| Task requirements |
The records below are to be written out exactly, with every picture omitted.

| Materials provided |
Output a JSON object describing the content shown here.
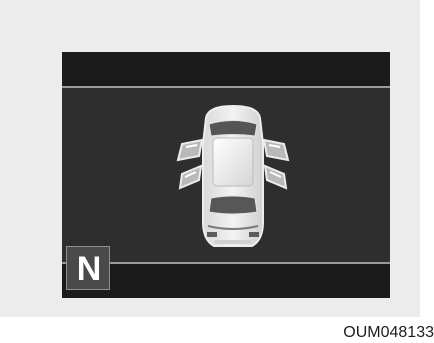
{
  "cluster": {
    "gear_indicator": "N",
    "status": {
      "front_left_door": "open",
      "front_right_door": "open",
      "rear_left_door": "open",
      "rear_right_door": "open",
      "hood": "closed",
      "trunk": "closed"
    }
  },
  "caption": {
    "code": "OUM048133"
  },
  "icons": {
    "vehicle": "car-top-view-icon"
  }
}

| Task output |
Output a JSON object describing the content shown here.
{
  "cluster": {
    "gear_indicator": "N",
    "status": {
      "front_left_door": "open",
      "front_right_door": "open",
      "rear_left_door": "open",
      "rear_right_door": "open",
      "hood": "closed",
      "trunk": "closed"
    }
  },
  "caption": {
    "code": "OUM048133"
  },
  "icons": {
    "vehicle": "car-top-view-icon"
  }
}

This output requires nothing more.